(bor'dom?)
A feeling of fatigue, depression, or disinterest caused by a lack of challenging or meaningful work or stimulation.
See: apathy

boredom

state of mind caused by a lack of space in animal accommodation because there is insufficient room for young animals to play. If severe, animals may develop vices. See also tail biting, ear sucking, crib-biting and pica.

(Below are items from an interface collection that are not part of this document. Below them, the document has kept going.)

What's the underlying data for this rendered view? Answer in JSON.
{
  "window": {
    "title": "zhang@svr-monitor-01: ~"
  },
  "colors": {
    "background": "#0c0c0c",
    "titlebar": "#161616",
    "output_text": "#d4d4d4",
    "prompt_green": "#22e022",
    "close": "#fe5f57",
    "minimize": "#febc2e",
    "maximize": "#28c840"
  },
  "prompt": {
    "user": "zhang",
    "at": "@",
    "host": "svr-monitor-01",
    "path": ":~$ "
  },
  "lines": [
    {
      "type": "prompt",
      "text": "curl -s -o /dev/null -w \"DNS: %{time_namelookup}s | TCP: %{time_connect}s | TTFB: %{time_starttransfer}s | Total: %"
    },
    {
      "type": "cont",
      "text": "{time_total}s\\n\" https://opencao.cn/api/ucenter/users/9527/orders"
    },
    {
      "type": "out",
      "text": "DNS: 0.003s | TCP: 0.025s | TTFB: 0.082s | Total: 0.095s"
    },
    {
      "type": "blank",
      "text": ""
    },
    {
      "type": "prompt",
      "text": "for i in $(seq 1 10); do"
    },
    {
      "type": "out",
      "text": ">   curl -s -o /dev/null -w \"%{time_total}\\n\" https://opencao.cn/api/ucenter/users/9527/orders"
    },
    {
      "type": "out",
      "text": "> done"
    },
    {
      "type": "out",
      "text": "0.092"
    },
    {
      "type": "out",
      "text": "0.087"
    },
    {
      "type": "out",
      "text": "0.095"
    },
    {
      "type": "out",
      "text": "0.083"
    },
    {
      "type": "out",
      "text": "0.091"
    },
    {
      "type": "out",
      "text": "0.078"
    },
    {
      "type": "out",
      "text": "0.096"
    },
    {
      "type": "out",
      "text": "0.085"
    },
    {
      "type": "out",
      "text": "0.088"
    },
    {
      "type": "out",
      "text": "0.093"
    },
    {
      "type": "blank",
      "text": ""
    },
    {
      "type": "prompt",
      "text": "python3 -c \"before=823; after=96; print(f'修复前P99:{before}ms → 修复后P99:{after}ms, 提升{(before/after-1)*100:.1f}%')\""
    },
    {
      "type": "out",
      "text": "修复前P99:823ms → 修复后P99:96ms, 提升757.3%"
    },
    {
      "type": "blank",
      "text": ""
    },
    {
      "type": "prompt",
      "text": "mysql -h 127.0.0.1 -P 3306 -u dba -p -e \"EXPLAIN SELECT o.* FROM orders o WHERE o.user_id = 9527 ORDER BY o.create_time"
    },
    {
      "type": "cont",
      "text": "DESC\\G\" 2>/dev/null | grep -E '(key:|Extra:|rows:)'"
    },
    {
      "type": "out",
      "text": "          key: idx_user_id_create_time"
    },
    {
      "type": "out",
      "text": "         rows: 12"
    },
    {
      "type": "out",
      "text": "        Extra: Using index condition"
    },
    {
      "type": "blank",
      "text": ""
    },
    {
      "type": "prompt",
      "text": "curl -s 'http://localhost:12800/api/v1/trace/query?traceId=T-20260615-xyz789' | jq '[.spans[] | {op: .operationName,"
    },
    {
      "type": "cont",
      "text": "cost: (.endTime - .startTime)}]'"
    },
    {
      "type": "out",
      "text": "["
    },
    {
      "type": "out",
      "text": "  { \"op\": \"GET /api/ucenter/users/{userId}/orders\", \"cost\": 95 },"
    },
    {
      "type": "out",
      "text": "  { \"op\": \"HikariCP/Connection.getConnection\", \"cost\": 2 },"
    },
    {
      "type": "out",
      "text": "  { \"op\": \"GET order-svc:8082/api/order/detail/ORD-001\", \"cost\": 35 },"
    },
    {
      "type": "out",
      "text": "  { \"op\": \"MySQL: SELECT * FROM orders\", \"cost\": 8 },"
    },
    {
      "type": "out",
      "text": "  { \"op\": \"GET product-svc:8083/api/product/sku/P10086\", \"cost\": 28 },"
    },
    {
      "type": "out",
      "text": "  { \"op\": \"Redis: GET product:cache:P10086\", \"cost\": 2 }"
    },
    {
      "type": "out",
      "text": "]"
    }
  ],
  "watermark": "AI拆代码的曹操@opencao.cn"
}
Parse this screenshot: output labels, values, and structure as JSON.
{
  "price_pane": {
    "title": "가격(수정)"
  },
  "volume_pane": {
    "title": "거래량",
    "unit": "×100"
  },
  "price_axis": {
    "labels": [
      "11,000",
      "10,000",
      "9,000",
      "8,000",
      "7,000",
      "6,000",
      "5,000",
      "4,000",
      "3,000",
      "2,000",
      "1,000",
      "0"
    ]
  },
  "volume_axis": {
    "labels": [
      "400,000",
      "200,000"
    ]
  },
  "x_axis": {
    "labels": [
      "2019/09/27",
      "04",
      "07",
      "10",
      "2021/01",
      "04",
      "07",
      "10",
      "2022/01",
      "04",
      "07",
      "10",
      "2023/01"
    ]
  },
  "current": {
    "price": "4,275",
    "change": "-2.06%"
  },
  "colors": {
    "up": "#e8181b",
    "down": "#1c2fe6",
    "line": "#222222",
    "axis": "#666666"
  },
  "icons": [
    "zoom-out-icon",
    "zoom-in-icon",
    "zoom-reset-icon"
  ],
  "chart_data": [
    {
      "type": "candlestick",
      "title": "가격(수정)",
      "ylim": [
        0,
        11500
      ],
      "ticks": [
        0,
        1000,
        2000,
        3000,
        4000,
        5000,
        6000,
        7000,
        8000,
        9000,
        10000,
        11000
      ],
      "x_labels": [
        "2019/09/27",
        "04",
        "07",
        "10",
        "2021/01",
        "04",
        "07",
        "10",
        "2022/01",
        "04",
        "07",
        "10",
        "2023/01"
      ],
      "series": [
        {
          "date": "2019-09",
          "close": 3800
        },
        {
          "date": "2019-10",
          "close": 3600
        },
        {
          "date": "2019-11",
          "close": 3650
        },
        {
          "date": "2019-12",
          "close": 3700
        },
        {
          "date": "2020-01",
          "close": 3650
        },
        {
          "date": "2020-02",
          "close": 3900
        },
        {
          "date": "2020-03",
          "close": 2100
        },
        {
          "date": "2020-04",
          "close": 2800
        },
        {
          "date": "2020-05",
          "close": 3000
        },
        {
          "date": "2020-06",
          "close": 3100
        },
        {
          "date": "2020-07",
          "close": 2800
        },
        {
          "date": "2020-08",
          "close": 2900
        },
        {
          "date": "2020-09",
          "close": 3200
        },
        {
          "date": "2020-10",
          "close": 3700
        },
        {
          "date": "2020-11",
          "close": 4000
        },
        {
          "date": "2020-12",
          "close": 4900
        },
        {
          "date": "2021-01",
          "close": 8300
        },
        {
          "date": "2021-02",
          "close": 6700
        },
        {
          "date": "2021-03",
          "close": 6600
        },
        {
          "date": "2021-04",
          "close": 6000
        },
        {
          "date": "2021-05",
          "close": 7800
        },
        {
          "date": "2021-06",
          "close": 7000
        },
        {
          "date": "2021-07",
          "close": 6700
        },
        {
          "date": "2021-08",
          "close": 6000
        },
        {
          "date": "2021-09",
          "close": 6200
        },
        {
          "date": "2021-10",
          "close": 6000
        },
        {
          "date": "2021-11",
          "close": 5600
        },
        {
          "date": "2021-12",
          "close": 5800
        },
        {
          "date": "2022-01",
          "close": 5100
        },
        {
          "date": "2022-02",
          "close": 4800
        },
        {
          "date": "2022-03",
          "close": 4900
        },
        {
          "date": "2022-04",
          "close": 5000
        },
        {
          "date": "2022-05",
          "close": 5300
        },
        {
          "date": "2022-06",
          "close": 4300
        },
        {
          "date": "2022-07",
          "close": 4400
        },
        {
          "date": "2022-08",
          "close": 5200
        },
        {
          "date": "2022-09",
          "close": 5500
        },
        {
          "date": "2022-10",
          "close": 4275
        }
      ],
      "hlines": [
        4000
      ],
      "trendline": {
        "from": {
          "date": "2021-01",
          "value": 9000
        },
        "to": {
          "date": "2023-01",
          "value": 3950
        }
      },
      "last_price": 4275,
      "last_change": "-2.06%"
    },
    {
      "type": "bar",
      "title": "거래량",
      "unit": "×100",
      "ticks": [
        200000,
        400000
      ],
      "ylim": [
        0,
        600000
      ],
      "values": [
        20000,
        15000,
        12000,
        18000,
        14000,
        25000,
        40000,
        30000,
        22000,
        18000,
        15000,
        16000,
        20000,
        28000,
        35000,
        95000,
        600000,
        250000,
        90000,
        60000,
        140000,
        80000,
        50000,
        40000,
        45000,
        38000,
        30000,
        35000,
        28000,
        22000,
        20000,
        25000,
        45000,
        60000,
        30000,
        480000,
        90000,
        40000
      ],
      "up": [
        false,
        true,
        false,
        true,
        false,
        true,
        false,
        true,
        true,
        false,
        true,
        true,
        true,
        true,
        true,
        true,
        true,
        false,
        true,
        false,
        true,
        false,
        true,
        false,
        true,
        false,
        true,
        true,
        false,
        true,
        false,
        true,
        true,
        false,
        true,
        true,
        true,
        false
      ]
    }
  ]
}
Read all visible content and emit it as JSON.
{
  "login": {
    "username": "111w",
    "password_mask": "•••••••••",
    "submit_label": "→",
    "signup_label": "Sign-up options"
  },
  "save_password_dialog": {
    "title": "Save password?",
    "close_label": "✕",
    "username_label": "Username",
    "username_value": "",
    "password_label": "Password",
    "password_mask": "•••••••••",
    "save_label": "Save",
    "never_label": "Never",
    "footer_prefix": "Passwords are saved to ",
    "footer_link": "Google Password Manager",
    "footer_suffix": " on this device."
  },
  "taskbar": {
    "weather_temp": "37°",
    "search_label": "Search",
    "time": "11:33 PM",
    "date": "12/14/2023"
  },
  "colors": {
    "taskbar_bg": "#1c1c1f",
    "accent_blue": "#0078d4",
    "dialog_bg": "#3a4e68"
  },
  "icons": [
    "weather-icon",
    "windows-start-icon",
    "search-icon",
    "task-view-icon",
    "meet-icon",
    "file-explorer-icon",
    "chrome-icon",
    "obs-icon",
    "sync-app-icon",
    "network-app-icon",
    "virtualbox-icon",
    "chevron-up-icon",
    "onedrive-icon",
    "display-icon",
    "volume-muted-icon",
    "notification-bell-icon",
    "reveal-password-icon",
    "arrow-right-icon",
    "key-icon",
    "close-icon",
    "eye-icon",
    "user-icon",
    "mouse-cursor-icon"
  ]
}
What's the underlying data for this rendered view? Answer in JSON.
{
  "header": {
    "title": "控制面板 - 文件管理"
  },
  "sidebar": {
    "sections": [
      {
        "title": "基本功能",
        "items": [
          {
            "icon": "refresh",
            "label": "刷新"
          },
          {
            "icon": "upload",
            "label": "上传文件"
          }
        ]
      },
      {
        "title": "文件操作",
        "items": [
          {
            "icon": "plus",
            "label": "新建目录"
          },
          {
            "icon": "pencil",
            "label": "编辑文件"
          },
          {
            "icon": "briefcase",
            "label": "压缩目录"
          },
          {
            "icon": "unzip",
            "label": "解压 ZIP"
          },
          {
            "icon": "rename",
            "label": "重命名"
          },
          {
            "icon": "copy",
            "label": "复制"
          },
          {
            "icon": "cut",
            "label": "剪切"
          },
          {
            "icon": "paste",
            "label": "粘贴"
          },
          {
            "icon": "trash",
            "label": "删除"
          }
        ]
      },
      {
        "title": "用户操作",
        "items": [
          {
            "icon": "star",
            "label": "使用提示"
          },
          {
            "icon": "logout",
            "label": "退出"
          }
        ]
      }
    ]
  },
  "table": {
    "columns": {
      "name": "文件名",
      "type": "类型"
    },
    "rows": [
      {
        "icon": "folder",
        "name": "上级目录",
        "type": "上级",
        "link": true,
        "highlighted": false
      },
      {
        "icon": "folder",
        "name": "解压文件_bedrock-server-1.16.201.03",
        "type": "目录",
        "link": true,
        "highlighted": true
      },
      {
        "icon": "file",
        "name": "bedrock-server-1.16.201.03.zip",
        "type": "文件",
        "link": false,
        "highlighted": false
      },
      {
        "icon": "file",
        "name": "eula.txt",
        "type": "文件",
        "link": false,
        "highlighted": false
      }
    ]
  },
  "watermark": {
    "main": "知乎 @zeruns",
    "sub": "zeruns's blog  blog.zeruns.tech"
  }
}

boredom barking
an unsatisfactory habit of some dogs, usually those left alone while their owners are at work. Unnoticed by the owner, but very annoying to neighbors.
References in periodicals archive ?
The study builds on preliminary research done by Goetz and colleague Anne Frenzel in 2006 in which they differentiated between four types of boredom according to the levels of arousal (ranging from calm to fidgety) and how positive or negative boredom is experienced (so-called valence).
The Ban Boredom scheme has been developed to highlight the events on offer for under 19s across North Tyneside.
I know from speaking to Michael Owen and Keith Gillespie that boredom was part of the problem for them.
Just 10% of women snacked because of hunger, with 57% snacking due to boredom, compared with 40% of men.
Duda and Nicholls (1992) found strong cross-situational generalizability with respect to goals-beliefs, less cross-situational generalizability with respect to perceptions of competence, and no appreciable relationship between reported satisfaction and boredom experienced in sport and school.
June 29 /PRNewswire/ -- Whether it's back and forth to soccer practice or on a cross-country road trip, Rand McNally's new Boredom Breakers(TM) line of games and activities provides affordable fun for family car trips.
youngsters kick boredom into touch at the football workshops.
The unused chapel in Cheadle, Staffordshire "died of boredom," he told the BBC.
EASTER holiday boredom could be good for children, says a university researcher.
She is plunked down in a seaport town that promises boredom with exceptional scenery.
Entries also tell of long weeks of boredom, the loss of friends who fell overboard with no hope of rescue, the author's concern for his siblings in other Marine divisions, and his surprise at his own excitement in battle.
Instead, ``Jarhead'' is a fitfully engaging portrait of the boredom of war, a ``Full Metal Jacket'' for Generation Xers who feel cheated by the currents of history.